Today's long run was 9.5 miles during the middle of the day, and boy was it hot. This was my fault - I actually planned to run mid-day because I feel like the heat training helps. I run much better in cold and am trying to improve in heat. I did ok, but it felt rough for sure!

This week I'm working 2 days and then heading to Bend, OR, for lots of running with Oiselle team ladies. I can't wait to check out Bend and to see friends! We are running the Deschutes 5K on Thursday evening and otherwise the schedule will be pretty flexible, although I'm most excited for the Saturday long trail run. Bring it on!

05 August 2014

Time to Focus: NYC Marathon

Thanks to the hip flexor and adductor injury in January, the year didn't start off the way I'd hoped it would. My races have been pretty random and without any time goals. 'Training' has more or less been doing what I can to get myself back to running while mitigating the hip tightness. I didn't run the 50K in June because I couldn't yet climb, and there hasn't been a half marathon PR attempt since last October. However, the hip now seems to be doing ok (knock on wood) and I need to let myself stop worrying and move on.

It's time to focus on an actual goal race: the NYC Marathon.

My training plan is set up on RunCoach.com, which I've been using off and on for the last three months to see if I like it. There is a membership fee to access their training plans, but I was lucky enough to have a really good discount and decided to give it a try. The site uses an algorithm to create a training plan based on things you enter: preferences, past race times, logged workouts, and so on. You can recalculate the plan at any time if you have new race times or after a few weeks of logging workouts. I'm not yet convinced I can run the plan as it looks pretty aggressive for my abilities, but I suppose I'll never know if I don't try.

August Training Calendar

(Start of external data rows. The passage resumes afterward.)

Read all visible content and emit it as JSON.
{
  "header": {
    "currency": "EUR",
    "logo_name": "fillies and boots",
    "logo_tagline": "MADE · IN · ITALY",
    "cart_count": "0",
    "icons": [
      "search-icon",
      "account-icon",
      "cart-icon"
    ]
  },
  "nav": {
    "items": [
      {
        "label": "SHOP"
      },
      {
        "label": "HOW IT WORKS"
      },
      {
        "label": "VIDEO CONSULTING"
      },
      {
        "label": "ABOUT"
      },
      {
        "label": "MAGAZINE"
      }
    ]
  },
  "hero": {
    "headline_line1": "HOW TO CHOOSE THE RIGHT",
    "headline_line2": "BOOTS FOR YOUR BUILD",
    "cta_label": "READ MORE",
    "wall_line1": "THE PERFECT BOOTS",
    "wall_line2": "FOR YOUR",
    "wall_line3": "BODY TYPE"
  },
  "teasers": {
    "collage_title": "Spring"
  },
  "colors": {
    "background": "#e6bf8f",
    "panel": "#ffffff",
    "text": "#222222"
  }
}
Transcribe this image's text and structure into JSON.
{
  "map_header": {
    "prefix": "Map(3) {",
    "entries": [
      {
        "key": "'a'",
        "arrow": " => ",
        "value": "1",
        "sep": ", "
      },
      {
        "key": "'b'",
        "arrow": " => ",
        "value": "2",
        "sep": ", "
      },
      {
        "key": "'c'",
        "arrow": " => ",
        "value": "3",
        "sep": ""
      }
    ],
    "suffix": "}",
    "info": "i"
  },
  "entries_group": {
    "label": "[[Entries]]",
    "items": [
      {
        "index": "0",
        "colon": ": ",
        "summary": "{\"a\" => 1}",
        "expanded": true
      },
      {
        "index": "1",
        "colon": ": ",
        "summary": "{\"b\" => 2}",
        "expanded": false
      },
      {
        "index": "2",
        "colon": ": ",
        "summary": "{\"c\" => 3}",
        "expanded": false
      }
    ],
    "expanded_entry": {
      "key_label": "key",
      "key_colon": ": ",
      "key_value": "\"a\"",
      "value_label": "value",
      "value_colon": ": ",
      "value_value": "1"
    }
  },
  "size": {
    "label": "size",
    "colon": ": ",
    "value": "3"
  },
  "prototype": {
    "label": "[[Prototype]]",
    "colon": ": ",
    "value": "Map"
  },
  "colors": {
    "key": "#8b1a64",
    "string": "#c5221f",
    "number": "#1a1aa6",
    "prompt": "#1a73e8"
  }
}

The most overwhelming part of the plan is the speed work. I'm incredibly scared of speed work in general, and the days with 11-12 or 12-13 miles of it after work don't feel remotely doable to me. Really, those workout are mile repeats and probably not that bad, and if I need to I could cut some of the repeats down to my ability level. We'll see how it goes. I'm telling myself not to give up until I at least try it. Confidence, right?

Example of a long speed workout. More of those come along in September.

What I DO really like about RunCoach.com is how interactive it is for logging workouts and for changing preferences. You choose how many days per week you want to run, plus it's really easy to set what days you prefer rest, cross-training, long runs, and speed work. I have always struggled with taking plan outlines and deciding how to move things around to fit my schedule, and this program does it all for me. 

Preferences and Pace Chart page.

My main race goal for NYC is to prepare well and to finish feeling strong (unlike last year at CIM where I fell apart), ideally under 4:25 for a small PR. My current PR is 4:28 from December 2013 and I think I can beat it, but I also know that NYC isn't generally a great PR course and that it'll be very crowded. And even more, this is the NYC Marathon we're talking about - a once in a lifetime event - I want to enjoy the experience without a crazy time goal!

One last thing to mention: I'm running NYC on the Every Mother Counts charity team and I'm at 48% of my fundraising goal. Any amount helps, and I'd love you're support if you are up for it! You can find my donation site here.

Now tell me, what is your fall race? How is training? What is your favorite marathon training plan?